After dinner Mark and I headed back for an early night at the hotel. We were to be at registration by 9:00AM at the latest Friday morning. We discussed it back and fourth and eventually concluded that we would head out try to drop our gear at Amee Farm and then head to the Original General Store, grab some breakfast. What happened instead is we pulled up and were not allowed into Amee Farm for our gear drop. I could see in the distance Amelie Boone doing exactly what Mark and I had requested to so this mildly irked me during our breakfast. I kept breakfast simple and stuck to granola, yogurt and fruit.
After we finished and had time to connect with other friends and racers Mark and I gave our attempt to gear drop at Amee another go around and this time we succeeded. We showed the “parking security” volunteer the email pointing out that we could indeed drop our gear anytime after 5:00AM at Amee and he agreed to allow us. As we unpacked a Staff member appeared and the mind games began. He kept trying to go on and on that we were incredibly late for registration and that we’d never make it in time to begin. Both Mark and I kept doing what we needed to unload his vehicle and secure our location in the gear tent not letting his incessant “you’ll never make it” talk disturb us. It always cracks me up how hard the staff and volunteers try to make someone drop. Then it was off to the Riverside Farm to park Mark’s vehicle, drop off our identification and another valuable item (I used my old DePaul Student ID and Driver’s License).
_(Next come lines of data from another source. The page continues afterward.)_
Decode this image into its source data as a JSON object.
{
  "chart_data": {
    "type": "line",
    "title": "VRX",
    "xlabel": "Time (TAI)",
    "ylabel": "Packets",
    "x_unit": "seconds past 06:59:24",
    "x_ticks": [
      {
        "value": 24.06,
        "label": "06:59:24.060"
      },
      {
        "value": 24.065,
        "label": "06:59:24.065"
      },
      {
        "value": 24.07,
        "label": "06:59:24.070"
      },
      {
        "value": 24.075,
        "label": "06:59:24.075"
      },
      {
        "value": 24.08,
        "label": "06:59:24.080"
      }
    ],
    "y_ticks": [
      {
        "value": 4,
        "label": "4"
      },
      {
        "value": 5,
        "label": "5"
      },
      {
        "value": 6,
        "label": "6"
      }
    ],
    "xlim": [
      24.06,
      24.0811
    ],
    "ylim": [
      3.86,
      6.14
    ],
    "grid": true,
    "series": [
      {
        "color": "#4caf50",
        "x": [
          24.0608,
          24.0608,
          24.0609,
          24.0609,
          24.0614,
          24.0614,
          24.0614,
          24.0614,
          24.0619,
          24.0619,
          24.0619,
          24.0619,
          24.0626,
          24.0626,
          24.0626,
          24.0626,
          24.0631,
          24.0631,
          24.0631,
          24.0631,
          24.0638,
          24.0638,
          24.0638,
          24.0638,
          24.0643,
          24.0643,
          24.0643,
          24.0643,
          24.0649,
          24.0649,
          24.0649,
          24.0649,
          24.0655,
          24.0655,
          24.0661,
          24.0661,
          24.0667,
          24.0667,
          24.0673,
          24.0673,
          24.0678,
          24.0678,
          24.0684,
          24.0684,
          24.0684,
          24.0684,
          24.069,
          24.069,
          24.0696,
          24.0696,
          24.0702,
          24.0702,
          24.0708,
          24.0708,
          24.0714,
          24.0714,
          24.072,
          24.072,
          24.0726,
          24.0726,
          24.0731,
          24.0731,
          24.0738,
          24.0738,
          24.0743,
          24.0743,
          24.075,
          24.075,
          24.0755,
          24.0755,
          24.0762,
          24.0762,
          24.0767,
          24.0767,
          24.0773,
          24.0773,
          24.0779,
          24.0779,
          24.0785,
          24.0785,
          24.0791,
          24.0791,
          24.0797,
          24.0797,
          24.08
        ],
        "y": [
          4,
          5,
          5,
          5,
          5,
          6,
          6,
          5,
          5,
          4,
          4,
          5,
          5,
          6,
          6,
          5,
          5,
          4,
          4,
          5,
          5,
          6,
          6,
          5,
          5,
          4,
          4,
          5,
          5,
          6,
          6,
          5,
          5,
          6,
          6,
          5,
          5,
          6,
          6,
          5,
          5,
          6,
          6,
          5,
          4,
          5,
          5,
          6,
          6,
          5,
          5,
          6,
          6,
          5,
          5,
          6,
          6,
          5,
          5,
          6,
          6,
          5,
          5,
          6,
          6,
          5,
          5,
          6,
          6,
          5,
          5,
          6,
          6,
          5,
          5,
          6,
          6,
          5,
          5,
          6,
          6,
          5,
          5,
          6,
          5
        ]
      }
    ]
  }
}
When we pulled up we were next to the Corn Fed Spartans, my teammates and support. Jonathan Nolan and TJ Nomeland looked ready to go, uncertainty about when to start showed in their eyes. We waited until almost 8:30PM to register, knowing from the email that it was from 6:00AM until 9:00AM. It’s one of those things many of the veterans now know that the first timers usually don’t, the sooner you show up the sooner you go to work and it doesn’t stop until the Race Directors say you finished or you pull yourself from the course. The more you do the sooner and more likely you are to overwork yourself and DNF. It’s just the facts. That’s Death Race. There is a balance to find in playing the game. After all this year we were Gambling. Up until the race I was uncertain how gambling would play into the race, but it was all starting to make sense. Everything you do in the race, the choices you make, the food you eat, the shoes you wear, it’s all a gamble. Completing a challenge, knowing you completed it, that’s a gamble. We were gambling with when to register and when we would choose to begin the race.
We started at 9:00AM and the first place we were sent to was Andy’s new home. On the way we had a checkpoint that involved taking out our hand snips and trimming some foliage. Typical Death Race landscaping right off the bat. Hilarious if you ask me. When I tried to get my snips out I must have turned or something while I pulled them out and dropped them. For about 5 minutes I was tweaking out trying to find them and suddenly everyone was being sent onward to Andy’s just as I clipped my first branch. Time to pack my stuff up and move back on. Being aware of everything happening within my bubble was all that mattered. Within a few more minutes we’d really be kicking off this dangerous, twisted, challenging race. Was I ready? Absolutely. No thoughts, no worries, just doing whatever task they ask, and moving on to the next challenge one after the other. Like a robot. The Year of the Gambler had finally begun.
To be continued…